> Problem requirements: Please output each entry in the material beneath exactly as shown.

### Information provided

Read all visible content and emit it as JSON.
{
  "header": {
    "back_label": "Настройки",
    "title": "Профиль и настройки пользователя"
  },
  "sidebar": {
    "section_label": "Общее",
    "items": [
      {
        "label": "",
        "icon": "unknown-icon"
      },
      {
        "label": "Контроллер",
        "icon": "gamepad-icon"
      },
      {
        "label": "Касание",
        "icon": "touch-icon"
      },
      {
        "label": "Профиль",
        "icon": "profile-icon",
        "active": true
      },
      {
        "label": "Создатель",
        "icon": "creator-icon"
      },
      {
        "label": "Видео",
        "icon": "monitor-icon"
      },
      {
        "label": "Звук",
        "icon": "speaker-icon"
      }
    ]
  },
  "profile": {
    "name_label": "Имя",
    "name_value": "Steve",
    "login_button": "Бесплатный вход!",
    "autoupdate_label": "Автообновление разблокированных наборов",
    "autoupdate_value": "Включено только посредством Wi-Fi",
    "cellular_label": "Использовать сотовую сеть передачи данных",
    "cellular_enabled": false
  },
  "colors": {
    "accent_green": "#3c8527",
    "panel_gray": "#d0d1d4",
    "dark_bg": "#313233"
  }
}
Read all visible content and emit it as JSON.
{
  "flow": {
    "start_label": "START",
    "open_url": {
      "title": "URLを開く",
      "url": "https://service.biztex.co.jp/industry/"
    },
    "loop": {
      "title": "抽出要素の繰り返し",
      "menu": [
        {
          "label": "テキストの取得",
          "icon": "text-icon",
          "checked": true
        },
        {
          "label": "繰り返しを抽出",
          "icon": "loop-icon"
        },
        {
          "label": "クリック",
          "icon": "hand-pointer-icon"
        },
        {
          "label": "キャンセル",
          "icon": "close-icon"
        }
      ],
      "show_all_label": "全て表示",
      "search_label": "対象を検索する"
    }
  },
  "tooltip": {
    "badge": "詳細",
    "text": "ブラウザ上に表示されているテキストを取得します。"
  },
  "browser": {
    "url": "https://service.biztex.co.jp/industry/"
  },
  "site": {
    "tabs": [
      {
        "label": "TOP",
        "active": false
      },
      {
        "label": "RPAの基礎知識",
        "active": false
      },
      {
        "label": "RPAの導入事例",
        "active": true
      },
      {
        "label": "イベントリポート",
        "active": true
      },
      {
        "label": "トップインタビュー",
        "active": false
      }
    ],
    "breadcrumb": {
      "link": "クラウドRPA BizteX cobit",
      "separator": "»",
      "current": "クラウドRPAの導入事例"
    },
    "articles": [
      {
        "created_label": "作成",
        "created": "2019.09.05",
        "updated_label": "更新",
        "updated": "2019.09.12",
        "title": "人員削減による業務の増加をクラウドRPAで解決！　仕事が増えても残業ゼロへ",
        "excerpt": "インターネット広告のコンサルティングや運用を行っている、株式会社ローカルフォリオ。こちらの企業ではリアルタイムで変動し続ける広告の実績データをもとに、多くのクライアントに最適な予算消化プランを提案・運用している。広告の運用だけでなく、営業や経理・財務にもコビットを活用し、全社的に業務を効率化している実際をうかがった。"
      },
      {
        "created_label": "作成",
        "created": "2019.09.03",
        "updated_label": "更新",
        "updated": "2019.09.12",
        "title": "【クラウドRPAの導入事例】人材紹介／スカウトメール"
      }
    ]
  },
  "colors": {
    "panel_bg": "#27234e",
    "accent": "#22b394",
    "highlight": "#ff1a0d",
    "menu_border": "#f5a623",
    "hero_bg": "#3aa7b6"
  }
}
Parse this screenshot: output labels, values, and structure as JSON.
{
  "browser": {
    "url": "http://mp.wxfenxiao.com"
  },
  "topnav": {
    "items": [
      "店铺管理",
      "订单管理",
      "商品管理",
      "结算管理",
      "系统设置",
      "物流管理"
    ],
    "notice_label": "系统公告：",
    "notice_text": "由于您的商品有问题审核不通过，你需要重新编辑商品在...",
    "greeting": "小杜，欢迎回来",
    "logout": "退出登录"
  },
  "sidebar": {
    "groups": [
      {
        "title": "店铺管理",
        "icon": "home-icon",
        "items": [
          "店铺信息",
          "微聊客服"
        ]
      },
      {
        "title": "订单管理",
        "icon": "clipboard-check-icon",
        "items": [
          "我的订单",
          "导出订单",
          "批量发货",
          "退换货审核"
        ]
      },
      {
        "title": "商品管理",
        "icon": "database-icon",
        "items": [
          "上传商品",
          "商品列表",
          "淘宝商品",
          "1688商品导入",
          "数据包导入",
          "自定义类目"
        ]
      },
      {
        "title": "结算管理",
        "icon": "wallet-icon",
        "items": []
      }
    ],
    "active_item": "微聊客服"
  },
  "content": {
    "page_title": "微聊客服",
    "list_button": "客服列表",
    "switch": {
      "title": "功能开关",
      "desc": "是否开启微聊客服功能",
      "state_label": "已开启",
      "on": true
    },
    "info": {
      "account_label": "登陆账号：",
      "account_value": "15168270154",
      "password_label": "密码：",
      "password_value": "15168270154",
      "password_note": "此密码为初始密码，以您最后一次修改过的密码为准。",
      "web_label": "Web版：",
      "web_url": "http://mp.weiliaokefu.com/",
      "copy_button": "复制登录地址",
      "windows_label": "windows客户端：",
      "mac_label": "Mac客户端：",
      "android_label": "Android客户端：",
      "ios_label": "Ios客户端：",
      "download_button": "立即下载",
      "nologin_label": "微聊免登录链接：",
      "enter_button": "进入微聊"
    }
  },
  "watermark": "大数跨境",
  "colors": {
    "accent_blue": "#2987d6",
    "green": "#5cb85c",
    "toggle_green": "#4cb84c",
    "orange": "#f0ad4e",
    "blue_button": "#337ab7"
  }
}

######

> Final answer:
Read all visible content and emit it as JSON.
{
  "header": {
    "back_label": "Настройки",
    "title": "Профиль и настройки пользователя"
  },
  "sidebar": {
    "section_label": "Общее",
    "items": [
      {
        "label": "",
        "icon": "unknown-icon"
      },
      {
        "label": "Контроллер",
        "icon": "gamepad-icon"
      },
      {
        "label": "Касание",
        "icon": "touch-icon"
      },
      {
        "label": "Профиль",
        "icon": "profile-icon",
        "active": true
      },
      {
        "label": "Создатель",
        "icon": "creator-icon"
      },
      {
        "label": "Видео",
        "icon": "monitor-icon"
      },
      {
        "label": "Звук",
        "icon": "speaker-icon"
      }
    ]
  },
  "profile": {
    "name_label": "Имя",
    "name_value": "Steve",
    "login_button": "Бесплатный вход!",
    "autoupdate_label": "Автообновление разблокированных наборов",
    "autoupdate_value": "Включено только посредством Wi-Fi",
    "cellular_label": "Использовать сотовую сеть передачи данных",
    "cellular_enabled": false
  },
  "colors": {
    "accent_green": "#3c8527",
    "panel_gray": "#d0d1d4",
    "dark_bg": "#313233"
  }
}
Read all visible content and emit it as JSON.
{
  "flow": {
    "start_label": "START",
    "open_url": {
      "title": "URLを開く",
      "url": "https://service.biztex.co.jp/industry/"
    },
    "loop": {
      "title": "抽出要素の繰り返し",
      "menu": [
        {
          "label": "テキストの取得",
          "icon": "text-icon",
          "checked": true
        },
        {
          "label": "繰り返しを抽出",
          "icon": "loop-icon"
        },
        {
          "label": "クリック",
          "icon": "hand-pointer-icon"
        },
        {
          "label": "キャンセル",
          "icon": "close-icon"
        }
      ],
      "show_all_label": "全て表示",
      "search_label": "対象を検索する"
    }
  },
  "tooltip": {
    "badge": "詳細",
    "text": "ブラウザ上に表示されているテキストを取得します。"
  },
  "browser": {
    "url": "https://service.biztex.co.jp/industry/"
  },
  "site": {
    "tabs": [
      {
        "label": "TOP",
        "active": false
      },
      {
        "label": "RPAの基礎知識",
        "active": false
      },
      {
        "label": "RPAの導入事例",
        "active": true
      },
      {
        "label": "イベントリポート",
        "active": true
      },
      {
        "label": "トップインタビュー",
        "active": false
      }
    ],
    "breadcrumb": {
      "link": "クラウドRPA BizteX cobit",
      "separator": "»",
      "current": "クラウドRPAの導入事例"
    },
    "articles": [
      {
        "created_label": "作成",
        "created": "2019.09.05",
        "updated_label": "更新",
        "updated": "2019.09.12",
        "title": "人員削減による業務の増加をクラウドRPAで解決！　仕事が増えても残業ゼロへ",
        "excerpt": "インターネット広告のコンサルティングや運用を行っている、株式会社ローカルフォリオ。こちらの企業ではリアルタイムで変動し続ける広告の実績データをもとに、多くのクライアントに最適な予算消化プランを提案・運用している。広告の運用だけでなく、営業や経理・財務にもコビットを活用し、全社的に業務を効率化している実際をうかがった。"
      },
      {
        "created_label": "作成",
        "created": "2019.09.03",
        "updated_label": "更新",
        "updated": "2019.09.12",
        "title": "【クラウドRPAの導入事例】人材紹介／スカウトメール"
      }
    ]
  },
  "colors": {
    "panel_bg": "#27234e",
    "accent": "#22b394",
    "highlight": "#ff1a0d",
    "menu_border": "#f5a623",
    "hero_bg": "#3aa7b6"
  }
}
Parse this screenshot: output labels, values, and structure as JSON.
{
  "browser": {
    "url": "http://mp.wxfenxiao.com"
  },
  "topnav": {
    "items": [
      "店铺管理",
      "订单管理",
      "商品管理",
      "结算管理",
      "系统设置",
      "物流管理"
    ],
    "notice_label": "系统公告：",
    "notice_text": "由于您的商品有问题审核不通过，你需要重新编辑商品在...",
    "greeting": "小杜，欢迎回来",
    "logout": "退出登录"
  },
  "sidebar": {
    "groups": [
      {
        "title": "店铺管理",
        "icon": "home-icon",
        "items": [
          "店铺信息",
          "微聊客服"
        ]
      },
      {
        "title": "订单管理",
        "icon": "clipboard-check-icon",
        "items": [
          "我的订单",
          "导出订单",
          "批量发货",
          "退换货审核"
        ]
      },
      {
        "title": "商品管理",
        "icon": "database-icon",
        "items": [
          "上传商品",
          "商品列表",
          "淘宝商品",
          "1688商品导入",
          "数据包导入",
          "自定义类目"
        ]
      },
      {
        "title": "结算管理",
        "icon": "wallet-icon",
        "items": []
      }
    ],
    "active_item": "微聊客服"
  },
  "content": {
    "page_title": "微聊客服",
    "list_button": "客服列表",
    "switch": {
      "title": "功能开关",
      "desc": "是否开启微聊客服功能",
      "state_label": "已开启",
      "on": true
    },
    "info": {
      "account_label": "登陆账号：",
      "account_value": "15168270154",
      "password_label": "密码：",
      "password_value": "15168270154",
      "password_note": "此密码为初始密码，以您最后一次修改过的密码为准。",
      "web_label": "Web版：",
      "web_url": "http://mp.weiliaokefu.com/",
      "copy_button": "复制登录地址",
      "windows_label": "windows客户端：",
      "mac_label": "Mac客户端：",
      "android_label": "Android客户端：",
      "ios_label": "Ios客户端：",
      "download_button": "立即下载",
      "nologin_label": "微聊免登录链接：",
      "enter_button": "进入微聊"
    }
  },
  "watermark": "大数跨境",
  "colors": {
    "accent_blue": "#2987d6",
    "green": "#5cb85c",
    "toggle_green": "#4cb84c",
    "orange": "#f0ad4e",
    "blue_button": "#337ab7"
  }
}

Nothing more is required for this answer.